Warren Buffet wants 30% minimal tax for the wealthy
In a New York Times opinion article, Buffett on Monday stressed the need to raise taxes on all those making more than $500,000 annually. He also ridiculed the idea that investors would refrain from capitalizing if capital gains taxes increased.
“Let’s forget about the rich and ultrarich going on strike and stuffing their ample funds under their mattresses if – gasp – capital gains rates and ordinary income rates are increased,” according to Buffet. “The ultrarich, including me, will forever pursue investment opportunities.”
Buffett, who is the primary shareholder, chairman and CEO of Berkshire Hathaway, a multinational holding company headquartered in Omaha, Nebraska, noted a period in the 1950’s and 60’s where the tax rate on capital gains increased without causing investors to forgo opportunities he offered.
“Under those burdensome rates, moreover, both employment and the gross domestic product (a measure of the nation’s economic output) increased at a rapid clip,” he wrote. “The middle class and the rich alike gained ground.”
In 1992, the tax rate for the 400 wealthiest Americans was about 26.4 percent, whereas in 2009 it averaged 19.9 percent – with some high-income individuals paying no taxes at all, Buffett wrote.
To solve the tax problem, the billionaire investor suggested Congress raise the minimum tax on high incomes to 30 percent for those making between $1 million and $10 million, and 35 percent and all those making more than that.

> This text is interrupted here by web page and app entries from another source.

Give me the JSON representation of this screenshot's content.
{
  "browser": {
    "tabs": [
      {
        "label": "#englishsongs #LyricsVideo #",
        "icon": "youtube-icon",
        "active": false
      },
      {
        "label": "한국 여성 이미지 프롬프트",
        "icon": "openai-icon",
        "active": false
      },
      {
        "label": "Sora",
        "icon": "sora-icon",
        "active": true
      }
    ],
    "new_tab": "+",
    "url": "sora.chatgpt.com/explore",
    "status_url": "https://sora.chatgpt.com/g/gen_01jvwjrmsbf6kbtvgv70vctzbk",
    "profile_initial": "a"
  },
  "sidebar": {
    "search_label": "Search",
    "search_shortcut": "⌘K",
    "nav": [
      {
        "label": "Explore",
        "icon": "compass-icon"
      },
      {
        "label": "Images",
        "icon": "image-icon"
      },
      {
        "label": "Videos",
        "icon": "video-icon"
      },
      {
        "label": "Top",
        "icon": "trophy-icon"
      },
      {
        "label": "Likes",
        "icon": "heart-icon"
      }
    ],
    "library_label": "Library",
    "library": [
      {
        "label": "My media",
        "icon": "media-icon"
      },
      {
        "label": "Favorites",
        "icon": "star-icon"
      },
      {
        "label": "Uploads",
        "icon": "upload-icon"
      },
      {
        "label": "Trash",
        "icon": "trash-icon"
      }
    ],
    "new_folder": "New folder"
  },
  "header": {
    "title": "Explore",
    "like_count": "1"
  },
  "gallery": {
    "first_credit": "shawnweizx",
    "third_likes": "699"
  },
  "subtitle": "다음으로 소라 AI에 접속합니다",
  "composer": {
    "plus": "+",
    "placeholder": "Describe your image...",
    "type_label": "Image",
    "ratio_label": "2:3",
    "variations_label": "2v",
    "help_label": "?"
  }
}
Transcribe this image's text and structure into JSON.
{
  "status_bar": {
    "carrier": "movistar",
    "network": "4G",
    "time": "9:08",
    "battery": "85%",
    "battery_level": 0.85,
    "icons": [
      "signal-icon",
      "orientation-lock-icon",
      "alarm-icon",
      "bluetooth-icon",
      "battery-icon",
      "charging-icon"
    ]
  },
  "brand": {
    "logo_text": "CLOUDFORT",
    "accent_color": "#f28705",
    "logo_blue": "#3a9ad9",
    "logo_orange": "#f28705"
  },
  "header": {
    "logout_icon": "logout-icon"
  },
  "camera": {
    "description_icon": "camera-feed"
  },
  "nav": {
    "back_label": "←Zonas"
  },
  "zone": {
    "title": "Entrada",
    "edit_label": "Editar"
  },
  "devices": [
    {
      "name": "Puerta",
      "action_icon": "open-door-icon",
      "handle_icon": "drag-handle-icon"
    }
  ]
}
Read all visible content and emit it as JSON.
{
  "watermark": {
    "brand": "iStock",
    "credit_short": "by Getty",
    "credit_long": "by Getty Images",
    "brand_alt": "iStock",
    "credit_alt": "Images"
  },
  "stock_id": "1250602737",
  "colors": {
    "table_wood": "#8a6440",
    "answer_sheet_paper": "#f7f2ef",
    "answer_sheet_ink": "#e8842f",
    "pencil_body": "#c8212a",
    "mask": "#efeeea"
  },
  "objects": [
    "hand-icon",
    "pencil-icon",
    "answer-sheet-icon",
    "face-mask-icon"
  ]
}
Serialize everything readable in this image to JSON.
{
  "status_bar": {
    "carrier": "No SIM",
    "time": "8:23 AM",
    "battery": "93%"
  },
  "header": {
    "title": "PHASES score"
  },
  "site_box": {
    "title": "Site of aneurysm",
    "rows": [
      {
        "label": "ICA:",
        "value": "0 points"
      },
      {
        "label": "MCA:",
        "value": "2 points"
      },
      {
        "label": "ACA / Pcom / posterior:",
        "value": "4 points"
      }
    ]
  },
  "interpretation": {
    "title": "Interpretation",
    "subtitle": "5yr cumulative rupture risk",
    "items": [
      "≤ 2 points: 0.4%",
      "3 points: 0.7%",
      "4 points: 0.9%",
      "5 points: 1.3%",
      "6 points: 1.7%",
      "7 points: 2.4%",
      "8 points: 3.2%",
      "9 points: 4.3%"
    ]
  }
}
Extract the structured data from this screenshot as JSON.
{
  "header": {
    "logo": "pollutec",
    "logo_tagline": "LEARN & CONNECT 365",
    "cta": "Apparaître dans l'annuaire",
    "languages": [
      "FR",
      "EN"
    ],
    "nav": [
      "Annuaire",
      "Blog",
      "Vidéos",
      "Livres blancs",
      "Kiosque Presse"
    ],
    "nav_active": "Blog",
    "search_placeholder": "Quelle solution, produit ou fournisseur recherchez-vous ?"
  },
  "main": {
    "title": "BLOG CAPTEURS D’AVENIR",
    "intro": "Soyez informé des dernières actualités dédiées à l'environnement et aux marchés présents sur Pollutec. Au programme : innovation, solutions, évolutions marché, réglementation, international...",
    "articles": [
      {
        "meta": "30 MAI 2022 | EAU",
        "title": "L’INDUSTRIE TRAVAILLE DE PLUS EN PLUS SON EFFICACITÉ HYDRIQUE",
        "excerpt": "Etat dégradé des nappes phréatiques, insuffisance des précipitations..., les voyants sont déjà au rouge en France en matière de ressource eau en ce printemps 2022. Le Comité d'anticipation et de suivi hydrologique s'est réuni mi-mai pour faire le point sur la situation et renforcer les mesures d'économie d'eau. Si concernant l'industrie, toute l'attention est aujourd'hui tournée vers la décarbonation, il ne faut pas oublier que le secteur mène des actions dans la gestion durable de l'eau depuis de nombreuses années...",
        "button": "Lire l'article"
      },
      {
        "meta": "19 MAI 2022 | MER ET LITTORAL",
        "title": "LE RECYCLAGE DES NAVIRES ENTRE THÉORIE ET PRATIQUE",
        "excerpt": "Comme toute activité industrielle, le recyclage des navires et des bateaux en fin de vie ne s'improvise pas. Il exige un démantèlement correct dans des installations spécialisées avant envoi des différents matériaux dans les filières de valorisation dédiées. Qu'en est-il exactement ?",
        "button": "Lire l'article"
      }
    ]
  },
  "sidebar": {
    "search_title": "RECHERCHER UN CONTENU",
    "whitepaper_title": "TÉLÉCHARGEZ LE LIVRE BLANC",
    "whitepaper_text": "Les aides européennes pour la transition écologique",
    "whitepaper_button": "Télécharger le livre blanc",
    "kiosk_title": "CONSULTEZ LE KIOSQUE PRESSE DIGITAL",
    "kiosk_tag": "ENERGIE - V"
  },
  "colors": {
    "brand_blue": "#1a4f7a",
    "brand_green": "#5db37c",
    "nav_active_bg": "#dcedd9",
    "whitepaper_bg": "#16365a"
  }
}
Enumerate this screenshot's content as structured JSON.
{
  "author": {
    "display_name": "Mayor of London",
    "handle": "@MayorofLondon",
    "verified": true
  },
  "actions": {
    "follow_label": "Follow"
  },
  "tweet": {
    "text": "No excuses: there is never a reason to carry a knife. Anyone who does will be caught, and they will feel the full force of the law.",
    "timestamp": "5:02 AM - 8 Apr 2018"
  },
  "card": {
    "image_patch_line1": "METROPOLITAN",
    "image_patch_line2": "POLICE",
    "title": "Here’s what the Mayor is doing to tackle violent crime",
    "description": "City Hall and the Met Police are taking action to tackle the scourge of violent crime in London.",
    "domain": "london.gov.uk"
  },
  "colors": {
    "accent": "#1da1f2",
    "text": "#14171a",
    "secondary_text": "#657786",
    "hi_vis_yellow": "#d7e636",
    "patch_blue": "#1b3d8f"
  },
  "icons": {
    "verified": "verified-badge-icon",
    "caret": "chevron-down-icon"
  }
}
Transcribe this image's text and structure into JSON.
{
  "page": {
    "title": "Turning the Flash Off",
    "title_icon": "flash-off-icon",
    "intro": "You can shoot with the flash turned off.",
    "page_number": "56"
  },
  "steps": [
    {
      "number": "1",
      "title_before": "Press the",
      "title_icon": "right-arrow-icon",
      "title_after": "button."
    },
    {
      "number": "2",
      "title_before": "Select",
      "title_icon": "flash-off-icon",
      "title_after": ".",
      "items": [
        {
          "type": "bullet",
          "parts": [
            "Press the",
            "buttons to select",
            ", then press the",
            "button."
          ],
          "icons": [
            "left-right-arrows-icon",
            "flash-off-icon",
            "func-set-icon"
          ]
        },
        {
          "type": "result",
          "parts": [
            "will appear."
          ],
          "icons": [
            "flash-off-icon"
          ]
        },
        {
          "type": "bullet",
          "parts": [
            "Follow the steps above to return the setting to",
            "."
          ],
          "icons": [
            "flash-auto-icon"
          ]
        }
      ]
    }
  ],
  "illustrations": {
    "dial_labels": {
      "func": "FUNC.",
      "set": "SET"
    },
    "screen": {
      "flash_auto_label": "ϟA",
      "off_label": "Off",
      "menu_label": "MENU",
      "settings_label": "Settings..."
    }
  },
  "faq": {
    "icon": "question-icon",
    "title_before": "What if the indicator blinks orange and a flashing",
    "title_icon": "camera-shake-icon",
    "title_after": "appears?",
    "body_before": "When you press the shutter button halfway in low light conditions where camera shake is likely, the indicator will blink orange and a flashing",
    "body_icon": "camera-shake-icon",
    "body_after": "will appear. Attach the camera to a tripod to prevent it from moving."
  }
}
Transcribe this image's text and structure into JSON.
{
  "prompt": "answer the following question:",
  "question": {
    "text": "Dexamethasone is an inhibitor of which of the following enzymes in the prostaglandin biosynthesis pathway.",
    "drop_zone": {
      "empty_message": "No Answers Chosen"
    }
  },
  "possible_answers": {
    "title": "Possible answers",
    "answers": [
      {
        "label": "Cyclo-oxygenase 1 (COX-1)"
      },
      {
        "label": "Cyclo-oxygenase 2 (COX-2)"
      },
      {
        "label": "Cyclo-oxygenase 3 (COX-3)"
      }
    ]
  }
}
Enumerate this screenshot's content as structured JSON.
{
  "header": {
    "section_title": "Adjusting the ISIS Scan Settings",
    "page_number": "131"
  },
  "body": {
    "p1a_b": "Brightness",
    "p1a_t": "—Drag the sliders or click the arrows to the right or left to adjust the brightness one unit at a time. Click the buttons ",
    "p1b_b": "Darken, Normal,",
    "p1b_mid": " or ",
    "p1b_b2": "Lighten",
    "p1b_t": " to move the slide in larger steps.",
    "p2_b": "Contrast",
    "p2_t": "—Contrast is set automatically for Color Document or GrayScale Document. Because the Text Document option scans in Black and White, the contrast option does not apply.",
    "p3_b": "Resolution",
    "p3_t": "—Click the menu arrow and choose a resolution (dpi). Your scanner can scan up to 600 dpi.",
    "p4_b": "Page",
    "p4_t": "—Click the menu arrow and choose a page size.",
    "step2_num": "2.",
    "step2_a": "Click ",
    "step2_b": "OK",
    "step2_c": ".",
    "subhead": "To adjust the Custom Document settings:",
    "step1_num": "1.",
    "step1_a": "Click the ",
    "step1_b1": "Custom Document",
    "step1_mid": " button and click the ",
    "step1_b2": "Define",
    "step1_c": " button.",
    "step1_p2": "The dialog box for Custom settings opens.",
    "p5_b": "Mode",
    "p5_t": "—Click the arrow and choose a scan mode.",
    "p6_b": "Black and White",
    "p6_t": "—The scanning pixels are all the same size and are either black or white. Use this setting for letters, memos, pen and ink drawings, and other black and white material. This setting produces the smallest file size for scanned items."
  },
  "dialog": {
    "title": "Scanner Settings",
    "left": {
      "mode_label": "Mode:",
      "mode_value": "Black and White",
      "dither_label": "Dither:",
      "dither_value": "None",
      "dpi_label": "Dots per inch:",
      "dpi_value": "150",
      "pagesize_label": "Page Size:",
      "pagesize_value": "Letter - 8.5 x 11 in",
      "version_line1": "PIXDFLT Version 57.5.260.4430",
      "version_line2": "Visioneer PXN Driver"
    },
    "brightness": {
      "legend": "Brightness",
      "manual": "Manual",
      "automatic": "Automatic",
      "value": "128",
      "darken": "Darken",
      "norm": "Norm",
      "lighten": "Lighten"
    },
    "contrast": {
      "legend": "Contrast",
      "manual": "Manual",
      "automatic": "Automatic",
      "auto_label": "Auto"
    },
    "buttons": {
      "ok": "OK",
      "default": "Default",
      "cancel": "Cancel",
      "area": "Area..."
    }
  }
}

As one of the world’s wealthiest individuals, Buffett’s avid support for taxing the rich has always differentiating him from other billionaires. Buffett was ranked the world’s wealthiest person in 2008, the third wealthiest person in 2011 and continues to be ranked among the wealthiest and most influential individuals. The 82-year-old Democratic investor has long supported President Barack Obama’s initiatives to tax the wealthy, and promised to himself donate 99 percent of his fortune to charitable causes.
But in his latest column, Buffett differentiated himself from Obama on one key point: the cutoff for those who are required to pay higher taxes.
“I support President Obama’s proposal to eliminate the Bush tax cuts for high-income taxpayers,” he wrote. “However, I prefer a cutoff point somewhat above $250,000 – maybe $500,000 or so.”
The tax code is one that is in need of many reforms, but Buffett hopes the tax rates can be corrected before some of the other disputed issues – like “carried interest” and banking in the Cayman Islands – are attended to.
“All of America is waiting for Congress to offer a realistic and concrete plan for getting back to this fiscally sound path,” he wrote. “Nothing less is acceptable. In the meantime, maybe you’ll run into someone with a terrific investment idea, who won’t go forward with it because of the tax he would owe when it succeeds. Send him my way. Let me unburden him.”